Ruth Margalit in Slate on Israel's left With the Israeli elections about to wrap up, Ruth Margalit isn't hopeful that left-wing parties will achieve much power in the new parliament. "Polls predict that Prime Minister Benjamin Netanyahu's right-wing Likud-Beiteinu list will win handily, leaving the entire center-left bloc (excluding the Arab parties, who have traditionally declined to serve in the coalition) with about 40 seats—only one-third of the parliament," she writes. Even though the Labor Party may have widely popular policy positions, it can't muster anywhere near the domestic support the hawkish Likud-Beiteinu party can. "Mostly what the left seems to be hoping for is a concerted international effort—from the United States and, they hope, also from Jordan and Egypt—that would put a stop to terror and bring an end to Israel's occupation of the West Bank."
William Pesek in Bloomberg View on Lew's strong dollar Jack Lew will likely come out favoring a strong dollar as Treasury secretary—but his word and his actions won't line up, William Pesek predicts. "A key goal for President Barack Obama’s second term is to resurrect the nation’s manufacturing sector.
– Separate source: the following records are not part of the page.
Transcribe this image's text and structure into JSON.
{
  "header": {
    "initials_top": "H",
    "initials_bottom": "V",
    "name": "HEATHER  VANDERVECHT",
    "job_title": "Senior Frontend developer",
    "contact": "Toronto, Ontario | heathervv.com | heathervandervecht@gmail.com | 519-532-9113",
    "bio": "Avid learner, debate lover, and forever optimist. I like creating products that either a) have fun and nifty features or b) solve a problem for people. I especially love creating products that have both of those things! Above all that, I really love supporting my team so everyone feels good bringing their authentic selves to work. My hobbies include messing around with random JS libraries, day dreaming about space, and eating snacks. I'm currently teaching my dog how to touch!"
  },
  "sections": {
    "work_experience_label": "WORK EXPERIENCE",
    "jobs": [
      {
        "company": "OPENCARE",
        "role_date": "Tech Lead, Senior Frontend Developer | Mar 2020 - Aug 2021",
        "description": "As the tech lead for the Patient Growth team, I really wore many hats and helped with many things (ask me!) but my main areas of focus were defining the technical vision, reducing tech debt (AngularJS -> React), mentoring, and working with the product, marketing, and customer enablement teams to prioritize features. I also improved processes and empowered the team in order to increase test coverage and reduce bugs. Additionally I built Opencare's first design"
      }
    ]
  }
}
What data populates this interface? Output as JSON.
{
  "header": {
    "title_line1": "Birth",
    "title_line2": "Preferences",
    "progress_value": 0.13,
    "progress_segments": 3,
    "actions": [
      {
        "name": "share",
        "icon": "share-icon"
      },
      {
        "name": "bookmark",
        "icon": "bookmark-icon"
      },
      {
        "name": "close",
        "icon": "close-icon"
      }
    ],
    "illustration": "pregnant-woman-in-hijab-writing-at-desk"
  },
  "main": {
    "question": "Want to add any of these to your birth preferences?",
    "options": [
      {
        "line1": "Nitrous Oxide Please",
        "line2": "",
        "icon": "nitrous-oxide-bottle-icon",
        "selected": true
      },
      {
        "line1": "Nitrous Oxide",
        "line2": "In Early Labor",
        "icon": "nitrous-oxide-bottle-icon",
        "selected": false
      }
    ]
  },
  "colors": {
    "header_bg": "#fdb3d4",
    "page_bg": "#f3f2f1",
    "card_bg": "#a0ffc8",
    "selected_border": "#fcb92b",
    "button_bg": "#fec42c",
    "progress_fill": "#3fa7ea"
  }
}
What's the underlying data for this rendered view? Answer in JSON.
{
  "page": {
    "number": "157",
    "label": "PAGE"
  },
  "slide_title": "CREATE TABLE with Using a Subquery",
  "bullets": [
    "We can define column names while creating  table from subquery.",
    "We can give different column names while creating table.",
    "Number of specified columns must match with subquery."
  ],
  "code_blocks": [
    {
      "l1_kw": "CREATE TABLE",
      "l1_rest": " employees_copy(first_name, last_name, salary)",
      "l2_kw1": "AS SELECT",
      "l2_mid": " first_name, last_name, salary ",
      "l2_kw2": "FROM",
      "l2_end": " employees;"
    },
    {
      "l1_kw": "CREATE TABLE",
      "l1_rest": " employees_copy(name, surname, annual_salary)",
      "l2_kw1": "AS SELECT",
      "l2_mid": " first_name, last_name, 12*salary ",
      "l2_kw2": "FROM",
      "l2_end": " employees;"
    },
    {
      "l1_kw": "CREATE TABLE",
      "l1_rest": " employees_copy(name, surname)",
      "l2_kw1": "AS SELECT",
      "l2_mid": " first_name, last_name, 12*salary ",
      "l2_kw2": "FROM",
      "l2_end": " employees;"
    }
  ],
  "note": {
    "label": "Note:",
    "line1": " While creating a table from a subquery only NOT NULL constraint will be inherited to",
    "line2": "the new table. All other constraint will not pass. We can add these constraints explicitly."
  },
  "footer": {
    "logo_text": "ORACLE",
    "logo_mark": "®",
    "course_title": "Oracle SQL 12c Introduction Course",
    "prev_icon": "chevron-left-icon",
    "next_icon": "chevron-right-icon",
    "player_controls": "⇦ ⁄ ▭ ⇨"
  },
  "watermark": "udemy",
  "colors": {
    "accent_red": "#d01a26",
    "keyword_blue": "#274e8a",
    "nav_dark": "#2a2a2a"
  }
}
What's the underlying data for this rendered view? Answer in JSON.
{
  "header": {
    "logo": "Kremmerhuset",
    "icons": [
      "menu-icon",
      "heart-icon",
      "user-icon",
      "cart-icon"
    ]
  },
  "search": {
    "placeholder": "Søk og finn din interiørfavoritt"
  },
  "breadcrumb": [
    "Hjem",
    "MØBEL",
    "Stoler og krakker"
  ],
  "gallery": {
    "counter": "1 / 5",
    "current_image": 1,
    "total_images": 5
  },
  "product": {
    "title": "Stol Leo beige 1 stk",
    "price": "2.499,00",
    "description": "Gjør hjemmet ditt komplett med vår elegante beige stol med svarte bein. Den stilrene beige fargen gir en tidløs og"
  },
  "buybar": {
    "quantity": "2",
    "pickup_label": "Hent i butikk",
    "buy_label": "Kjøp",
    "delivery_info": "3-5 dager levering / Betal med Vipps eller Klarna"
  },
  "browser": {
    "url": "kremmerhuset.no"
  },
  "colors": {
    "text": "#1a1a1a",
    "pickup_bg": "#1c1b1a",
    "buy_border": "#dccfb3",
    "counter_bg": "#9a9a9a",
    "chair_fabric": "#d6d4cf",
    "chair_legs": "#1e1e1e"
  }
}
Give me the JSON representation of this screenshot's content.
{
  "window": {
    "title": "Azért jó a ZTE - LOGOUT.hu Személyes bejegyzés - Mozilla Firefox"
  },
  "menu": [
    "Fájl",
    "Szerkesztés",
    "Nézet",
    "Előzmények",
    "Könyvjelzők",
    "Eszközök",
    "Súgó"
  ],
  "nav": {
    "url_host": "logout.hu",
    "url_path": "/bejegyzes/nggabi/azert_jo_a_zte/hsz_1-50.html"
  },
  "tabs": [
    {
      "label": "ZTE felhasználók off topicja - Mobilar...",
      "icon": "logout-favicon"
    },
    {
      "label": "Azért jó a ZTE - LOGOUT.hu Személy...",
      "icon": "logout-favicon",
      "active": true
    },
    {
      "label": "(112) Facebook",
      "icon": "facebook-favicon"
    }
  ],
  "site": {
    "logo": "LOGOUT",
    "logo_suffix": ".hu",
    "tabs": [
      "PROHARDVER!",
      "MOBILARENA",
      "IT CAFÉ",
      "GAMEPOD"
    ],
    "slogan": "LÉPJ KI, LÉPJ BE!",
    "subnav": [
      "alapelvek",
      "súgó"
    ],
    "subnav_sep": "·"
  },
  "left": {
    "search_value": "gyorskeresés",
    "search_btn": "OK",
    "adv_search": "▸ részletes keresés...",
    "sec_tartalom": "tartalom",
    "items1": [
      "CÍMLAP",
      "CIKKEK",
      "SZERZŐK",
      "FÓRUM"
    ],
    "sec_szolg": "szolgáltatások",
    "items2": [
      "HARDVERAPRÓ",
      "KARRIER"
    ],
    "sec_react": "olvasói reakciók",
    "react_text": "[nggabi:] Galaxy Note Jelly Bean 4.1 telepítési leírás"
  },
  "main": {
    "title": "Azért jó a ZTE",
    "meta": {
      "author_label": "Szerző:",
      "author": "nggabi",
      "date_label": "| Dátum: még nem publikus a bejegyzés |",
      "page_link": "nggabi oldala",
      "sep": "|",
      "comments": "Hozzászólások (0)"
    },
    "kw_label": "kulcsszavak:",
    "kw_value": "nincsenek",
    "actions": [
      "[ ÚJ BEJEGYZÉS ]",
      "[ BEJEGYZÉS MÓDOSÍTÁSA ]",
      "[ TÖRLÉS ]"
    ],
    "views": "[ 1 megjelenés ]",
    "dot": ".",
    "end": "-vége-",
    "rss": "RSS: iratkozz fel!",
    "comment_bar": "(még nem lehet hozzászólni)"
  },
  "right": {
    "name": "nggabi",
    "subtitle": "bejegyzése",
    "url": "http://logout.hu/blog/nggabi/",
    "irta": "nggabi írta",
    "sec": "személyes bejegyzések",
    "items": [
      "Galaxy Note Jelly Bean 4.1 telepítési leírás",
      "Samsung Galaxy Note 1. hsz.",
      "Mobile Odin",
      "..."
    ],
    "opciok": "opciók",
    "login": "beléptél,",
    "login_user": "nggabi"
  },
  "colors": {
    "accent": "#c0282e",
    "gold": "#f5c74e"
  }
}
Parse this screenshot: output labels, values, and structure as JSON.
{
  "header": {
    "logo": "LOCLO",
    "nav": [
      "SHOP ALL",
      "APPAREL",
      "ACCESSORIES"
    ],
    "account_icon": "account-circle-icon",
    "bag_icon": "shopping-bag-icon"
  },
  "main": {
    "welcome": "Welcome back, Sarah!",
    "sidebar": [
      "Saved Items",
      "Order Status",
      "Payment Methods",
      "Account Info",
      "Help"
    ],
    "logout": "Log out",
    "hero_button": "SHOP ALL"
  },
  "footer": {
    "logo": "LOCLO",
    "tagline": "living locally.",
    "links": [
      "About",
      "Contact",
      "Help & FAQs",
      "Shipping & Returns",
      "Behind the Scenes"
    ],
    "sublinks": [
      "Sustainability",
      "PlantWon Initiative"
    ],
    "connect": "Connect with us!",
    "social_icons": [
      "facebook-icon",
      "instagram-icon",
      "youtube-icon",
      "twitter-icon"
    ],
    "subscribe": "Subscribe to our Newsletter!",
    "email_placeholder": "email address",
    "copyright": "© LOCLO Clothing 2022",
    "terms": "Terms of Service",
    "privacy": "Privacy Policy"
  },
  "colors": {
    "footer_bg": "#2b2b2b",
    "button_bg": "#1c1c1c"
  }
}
Nothing would help that process more than a weaker dollar, and the Federal Reserve’s ever-expanding balance sheet may limit the currency’s gains," Pesek notes. "If Lew really is sincere about wanting a strong dollar, he will surely get it while everyone else heads the other way."